◆ Task directions: Reproduce the data in full, exactly as given, leaving images out.

◆ Task inputs:
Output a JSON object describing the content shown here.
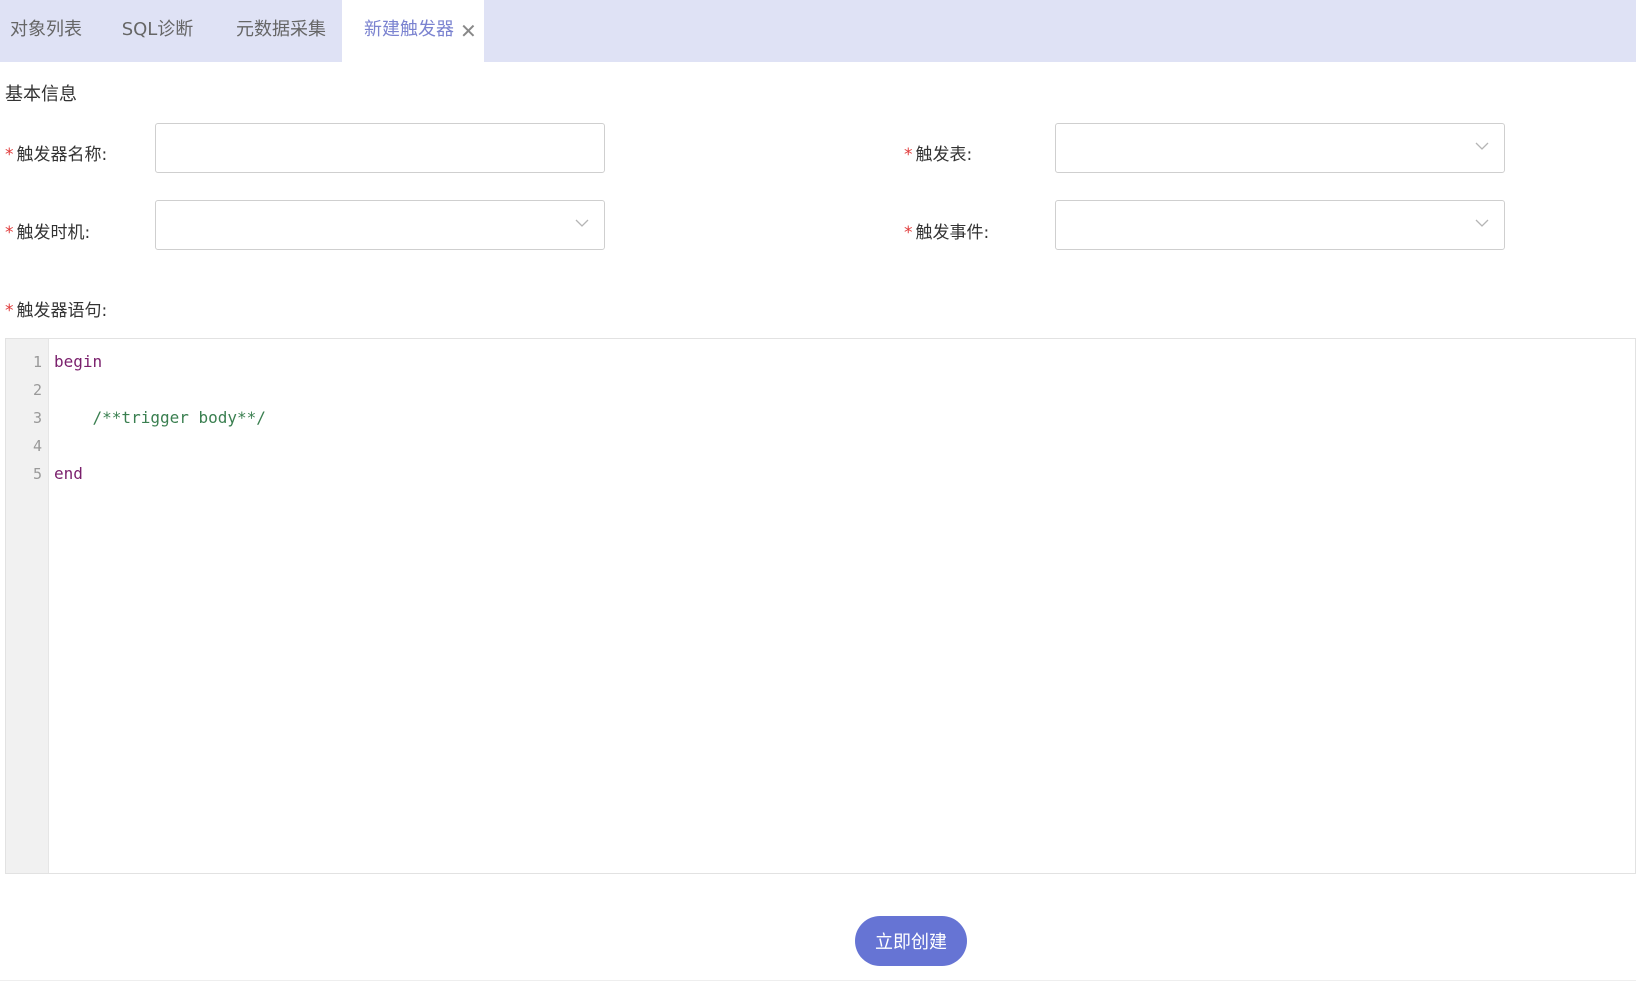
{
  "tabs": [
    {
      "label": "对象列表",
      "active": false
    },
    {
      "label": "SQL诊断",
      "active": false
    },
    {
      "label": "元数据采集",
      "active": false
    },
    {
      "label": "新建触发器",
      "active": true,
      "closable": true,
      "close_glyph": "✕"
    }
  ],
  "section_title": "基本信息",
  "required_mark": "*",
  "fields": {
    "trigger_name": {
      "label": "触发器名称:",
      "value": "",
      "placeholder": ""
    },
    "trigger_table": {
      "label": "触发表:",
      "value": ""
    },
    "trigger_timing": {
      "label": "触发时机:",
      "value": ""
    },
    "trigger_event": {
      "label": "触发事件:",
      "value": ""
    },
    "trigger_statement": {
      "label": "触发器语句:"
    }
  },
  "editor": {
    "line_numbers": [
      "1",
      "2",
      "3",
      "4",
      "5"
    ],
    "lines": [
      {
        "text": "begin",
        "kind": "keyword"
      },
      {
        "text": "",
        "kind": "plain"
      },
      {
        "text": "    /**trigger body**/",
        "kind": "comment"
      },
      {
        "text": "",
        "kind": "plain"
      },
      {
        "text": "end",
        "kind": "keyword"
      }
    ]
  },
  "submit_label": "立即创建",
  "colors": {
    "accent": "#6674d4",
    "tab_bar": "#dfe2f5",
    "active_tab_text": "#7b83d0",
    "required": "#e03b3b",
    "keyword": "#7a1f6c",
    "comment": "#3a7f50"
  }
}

◆ Final answer:
Output a JSON object describing the content shown here.
{
  "tabs": [
    {
      "label": "对象列表",
      "active": false
    },
    {
      "label": "SQL诊断",
      "active": false
    },
    {
      "label": "元数据采集",
      "active": false
    },
    {
      "label": "新建触发器",
      "active": true,
      "closable": true,
      "close_glyph": "✕"
    }
  ],
  "section_title": "基本信息",
  "required_mark": "*",
  "fields": {
    "trigger_name": {
      "label": "触发器名称:",
      "value": "",
      "placeholder": ""
    },
    "trigger_table": {
      "label": "触发表:",
      "value": ""
    },
    "trigger_timing": {
      "label": "触发时机:",
      "value": ""
    },
    "trigger_event": {
      "label": "触发事件:",
      "value": ""
    },
    "trigger_statement": {
      "label": "触发器语句:"
    }
  },
  "editor": {
    "line_numbers": [
      "1",
      "2",
      "3",
      "4",
      "5"
    ],
    "lines": [
      {
        "text": "begin",
        "kind": "keyword"
      },
      {
        "text": "",
        "kind": "plain"
      },
      {
        "text": "    /**trigger body**/",
        "kind": "comment"
      },
      {
        "text": "",
        "kind": "plain"
      },
      {
        "text": "end",
        "kind": "keyword"
      }
    ]
  },
  "submit_label": "立即创建",
  "colors": {
    "accent": "#6674d4",
    "tab_bar": "#dfe2f5",
    "active_tab_text": "#7b83d0",
    "required": "#e03b3b",
    "keyword": "#7a1f6c",
    "comment": "#3a7f50"
  }
}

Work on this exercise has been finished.